Jeremy Cramer has 18 years of wastewater and water treatment experience. He is a licensed water and wastewater operator in the state of Wisconsin. Throughout his career, he has been involved in the management, operation, and maintenance of both wastewater and water treatment systems and facilities. Read more...
Under his guidance, two different wastewater facilities have been recognized for operation and performance and have won Utility of the Future Today Awards from WEF. He has also overseen the operation and maintenance of sanitary liftstations, stormwater liftstations, and drinking water wells. Mr. Cramer has had a tremendous amount of experience in the area of wastewater treatment with focus areas in anaerobic digestion, biological nutrient removal, and energy efficient operations. Mr. Cramer holds a B.S. degree in biology and a M.S. degree in business management and is a Senior Process Specialist for Donohue & Associates, Inc.
david garman
Dr. George Wells is an Assistant Professor of Civil and Environmental Engineering at Northwestern University, McCormick School of Engineering. He holds a Ph.D. and M.S. in Civil & Environmental Engineering from Stanford University, and a B.S in Chemical Engineering and B.A. in Environmental Engineering from Rice University. Read more...

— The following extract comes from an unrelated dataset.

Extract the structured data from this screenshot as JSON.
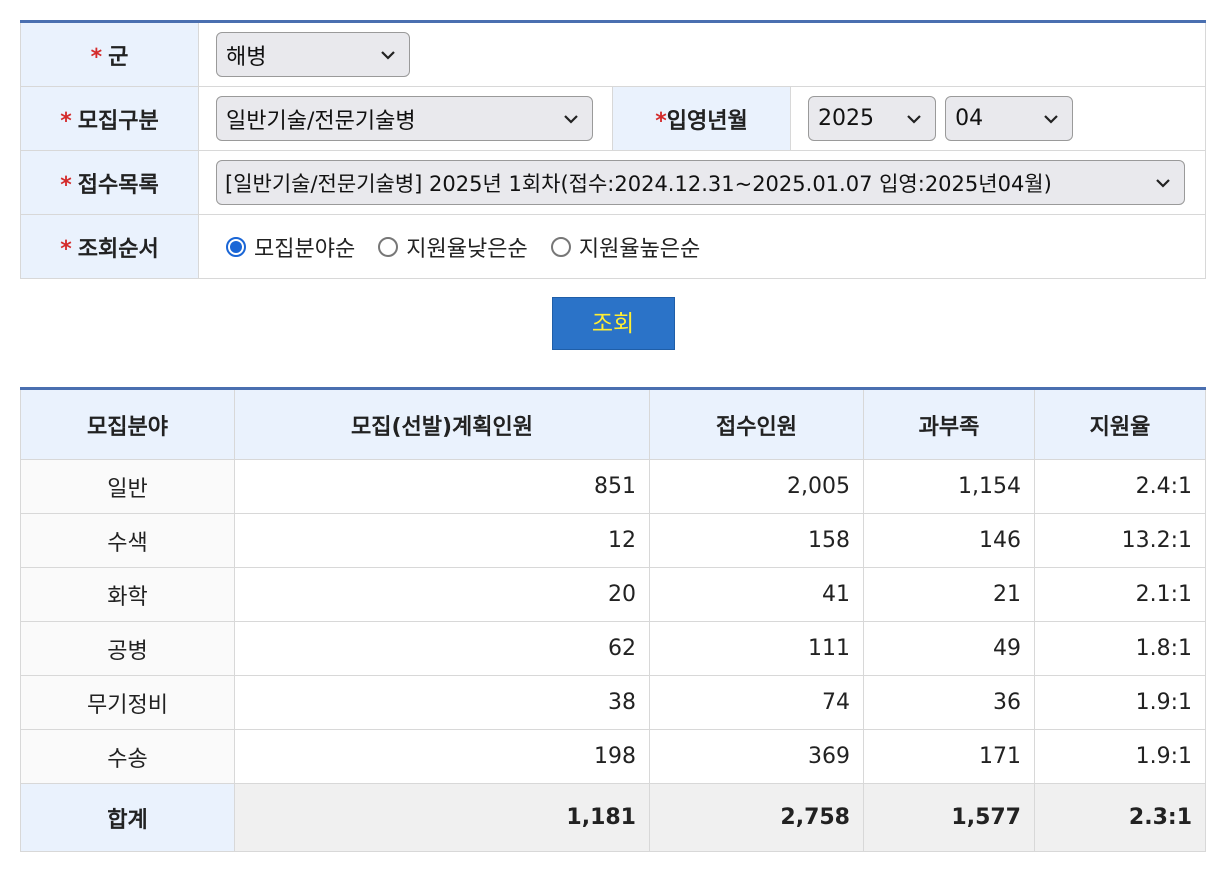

Dr. Wells’ doctoral research was focused on elucidating the diversity and relative importance of ammonia-oxidizing bacteria and newly discovered ammonia-oxidizing archaea in nitrifying wastewater treatment plants, and on employing nitrifier microbial ecology to recover energy from nutrient removal processes. After receiving his Ph.D., Wells spent nearly 2.5 years as a postdoctoral scholar at Eawag-the Swiss Federal Institute of Aquatic Science and Technology (near Zürich, Switzerland) studying the microbial ecology and process stability of a new class of low energy, sustainable biological nutrient removal processes that rely on so-called anammox bacteria. He has been awarded the US NSF International Research Fellowship (2011), EAWAG 75th Anniversary Postdoctoral Fellowship (2010), US EPA STAR Fellowship for Graduate Environmental Studies (2007) and US NSF Graduate Research Fellowship (2004). Wells’ primary research interests are microbial nitrogen cycling and short-circuit biological nutrient removal processes, microbial ecology of engineered and natural settings, sustainable biological wastewater treatment, microbial greenhouse gas production, and resource and energy recovery from waste. His research has been published in numerous international journals, including Water Research, Environmental Microbiology, Frontiers in Microbiology, Proceedings of the National Academy of Sciences of the USA, and Applied and Environmental Microbiology. Dr. Wells is excited to explore collaborative possibilities on related research topics within the Civil and Environmental Engineering Department, across the university, and particularly with local industrial or public utility partners. When Wells is not searching for sustainable solutions to pressing environmental and public health problems, he enjoys a myriad of outdoor activities (particularly hiking, backpacking, biking, and canoeing), playing bluegrass and old-time guitar, and exploring the Chicago music scene.